Georgetown scientist Sarah Stewart Johnson tells the story of how she and other researchers have scoured Mars for signs of life, transforming the planet from a distant point of light into a world of its own.
[Johnson] presents efficient thumbnails of astronomers like Percival Lowell, who popularized the idea of visible 'canals' on Mars as evidence of an alien civilization; Carl Sagan, who suggested that big, turtlelike organisms 'are not only possible on Mars; they may be favored'; and Maria Zuber, the only woman among the 87 investigators on the 1996 Mars Global Surveyor science team. Along the way, you come to appreciate the astonishing ingenuity required to safely send rovers the size of Mini Coopers several hundred million kilometers through a frozen vacuum, land them on another planet and drive them around by remote control. Most compelling are Johnson’s memories of formative moments ... Johnson’s prose swirls with lyrical wonder, as varied and multihued as the apricot deserts, butterscotch skies and blue sunsets of Mars ... beautifully dramatize[s] the emotional precarity of having one’s career pinned to the fate of space hardware ... exemplifies the humanity of science: Johnson laughs, grieves, hopes, fails, tries, fails and tries again.

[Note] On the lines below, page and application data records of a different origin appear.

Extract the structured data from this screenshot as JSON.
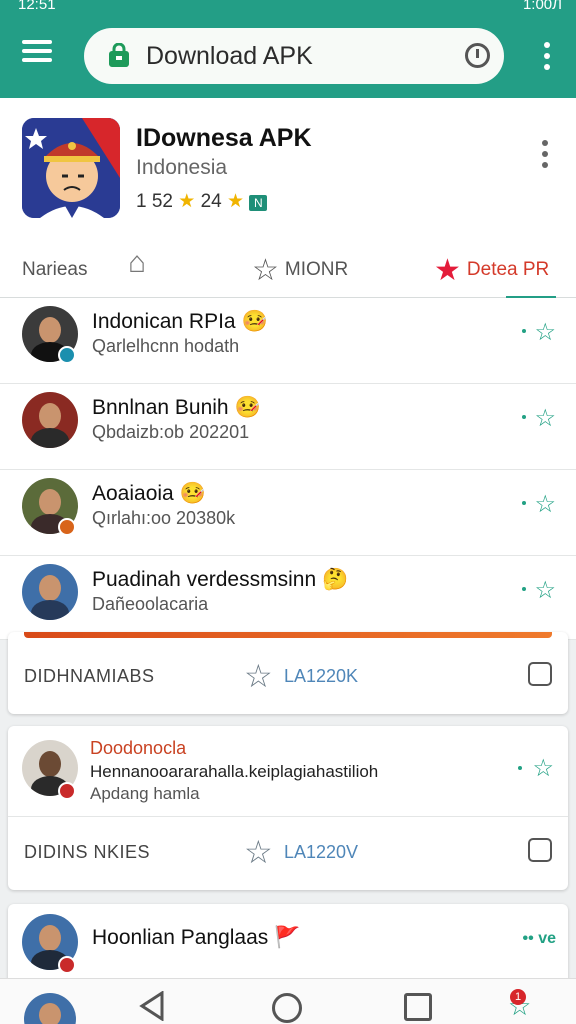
{
  "status": {
    "time": "12:51",
    "indicators": "1:00Л"
  },
  "toolbar": {
    "title": "Download APK"
  },
  "app": {
    "name": "IDownesa APK",
    "developer": "Indonesia",
    "meta_rating": "1 52",
    "meta_reviews": "24",
    "badge_text": "N"
  },
  "tabs": [
    {
      "label": "Narieas"
    },
    {
      "label": "MIONR"
    },
    {
      "label": "Detea PR"
    }
  ],
  "list": [
    {
      "name": "Indonican RPIa",
      "sub": "Qarlelhcnn hodath",
      "emoji": "🤒",
      "badge_color": "#1b8fae"
    },
    {
      "name": "Bnnlnan Bunih",
      "sub": "Qbdaizb:ob 202201",
      "emoji": "🤒",
      "badge_color": "#7b2c22"
    },
    {
      "name": "Aoaiaoia",
      "sub": "Qırlahı:oo 20380k",
      "emoji": "🤒",
      "badge_color": "#d8641a"
    },
    {
      "name": "Puadinah verdessmsinn",
      "sub": "Dañeoolacaria",
      "emoji": "🤔",
      "badge_color": "#2b5b8a"
    }
  ],
  "card1": {
    "label": "DIDHNAMIABS",
    "stat": "LA1220K"
  },
  "card2": {
    "title": "Doodonocla",
    "text": "Hennanooararahalla.keiplagiahastilioh",
    "sub": "Apdang hamla",
    "footer_label": "DIDINS NKIES",
    "footer_stat": "LA1220V"
  },
  "card3": {
    "name": "Hoonlian Panglaas",
    "emoji": "🚩",
    "action": "•• ve"
  },
  "nav": {
    "notif_count": "1"
  }
}
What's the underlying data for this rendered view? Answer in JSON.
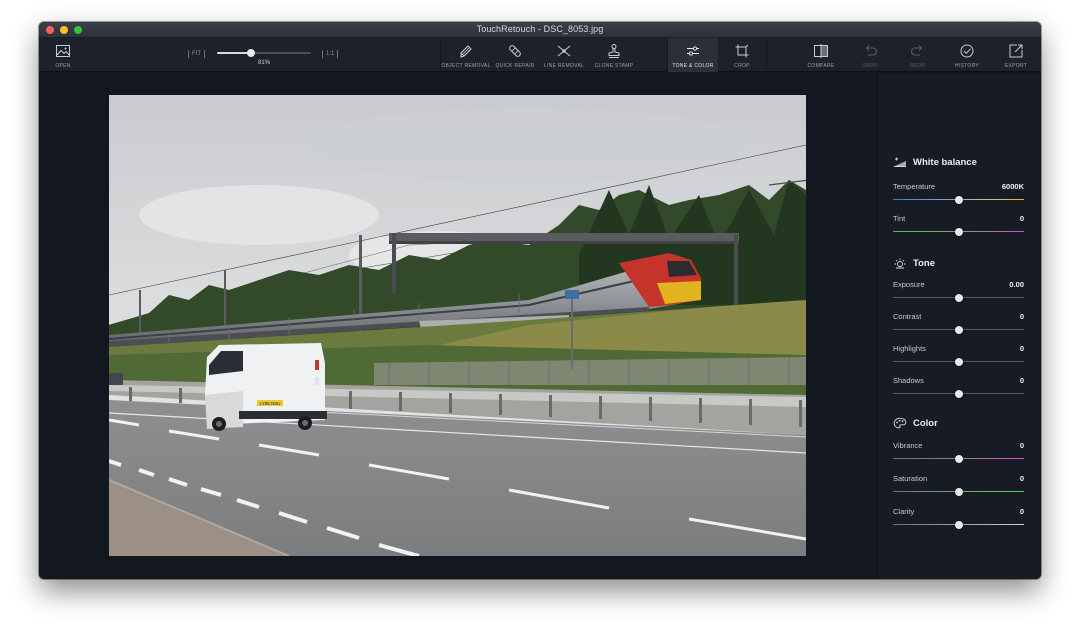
{
  "window": {
    "title": "TouchRetouch - DSC_8053.jpg"
  },
  "toolbar": {
    "open_label": "OPEN",
    "zoom": {
      "fit_label": "FIT",
      "one_to_one_label": "1:1",
      "value_label": "81%",
      "value": 0.81
    },
    "tools": [
      {
        "label": "OBJECT REMOVAL",
        "icon": "object-removal-icon"
      },
      {
        "label": "QUICK REPAIR",
        "icon": "bandage-icon"
      },
      {
        "label": "LINE REMOVAL",
        "icon": "line-removal-icon"
      },
      {
        "label": "CLONE STAMP",
        "icon": "clone-stamp-icon"
      },
      {
        "label": "TONE & COLOR",
        "icon": "sliders-icon",
        "active": true
      },
      {
        "label": "CROP",
        "icon": "crop-icon"
      }
    ],
    "right_tools": [
      {
        "label": "COMPARE",
        "icon": "compare-icon"
      },
      {
        "label": "UNDO",
        "icon": "undo-icon",
        "disabled": true
      },
      {
        "label": "REDO",
        "icon": "redo-icon",
        "disabled": true
      },
      {
        "label": "HISTORY",
        "icon": "history-icon"
      },
      {
        "label": "EXPORT",
        "icon": "export-icon"
      }
    ]
  },
  "photo": {
    "van_plate": "LY65 NSU"
  },
  "panel": {
    "white_balance": {
      "title": "White balance",
      "icon": "white-balance-icon",
      "controls": [
        {
          "label": "Temperature",
          "value": "6000K",
          "position": 0.5,
          "track": "temperature"
        },
        {
          "label": "Tint",
          "value": "0",
          "position": 0.5,
          "track": "tint"
        }
      ]
    },
    "tone": {
      "title": "Tone",
      "icon": "sun-icon",
      "controls": [
        {
          "label": "Exposure",
          "value": "0.00",
          "position": 0.5
        },
        {
          "label": "Contrast",
          "value": "0",
          "position": 0.5
        },
        {
          "label": "Highlights",
          "value": "0",
          "position": 0.5
        },
        {
          "label": "Shadows",
          "value": "0",
          "position": 0.5
        }
      ]
    },
    "color": {
      "title": "Color",
      "icon": "palette-icon",
      "controls": [
        {
          "label": "Vibrance",
          "value": "0",
          "position": 0.5,
          "track": "vibrance"
        },
        {
          "label": "Saturation",
          "value": "0",
          "position": 0.5,
          "track": "saturation"
        },
        {
          "label": "Clarity",
          "value": "0",
          "position": 0.5
        }
      ]
    }
  },
  "colors": {
    "window_bg": "#12161f",
    "toolbar_bg": "#1d212a",
    "panel_bg": "#171b23",
    "active_tool_bg": "#2a2f3a",
    "thumb": "#e8eaee"
  }
}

... vivid ... Through a mix of personal memoir and scientific primer, [Johnson] illuminates the history of astronomers and explorers who have been fascinated by this neighbouring world, known to the ancients as a ruddy dot shining in the night sky ... The strength of Johnson’s narrative lies in interweaving these better-known stories with her own development as a planetary geologist ... don’t expect to read much about Europe’s or India’s exploration of Mars — this is a strictly US perspective...Still, there’s no better guide to what NASA’s various Mars missions have revealed ... a true love letter to geology, on this world and others.
As [Johnson] displays the love of discovery that drives so much scientific inquiry, it’s easy to cheer her on ... The Sirens of Mars is an elegy, though its author may be too hopeful to realize it ... Ms. Johnson remains upbeat: Life, she writes, is 'stunningly resilient.' Maybe it lies buried beneath the Martian soil, where we haven’t found it yet. Conceivably it could arise from 'an entirely different molecular foundation.' She likens this notion to 'trying to imagine a color we’ve never seen'—and when she does, her yearning for signs of life starts to feel more like fantasy than science. What might be a cautionary tale becomes for her an opportunity to wax lyrical ... Great advances can spring from apparent defeat, of course. Perhaps the Mars Perseverance rover, scheduled to launch from Cape Canaveral in a few weeks, will enjoy better luck. At some point, however, we may want to admit that the red planet is a dead planet—and that the search for life on Mars is a siren song.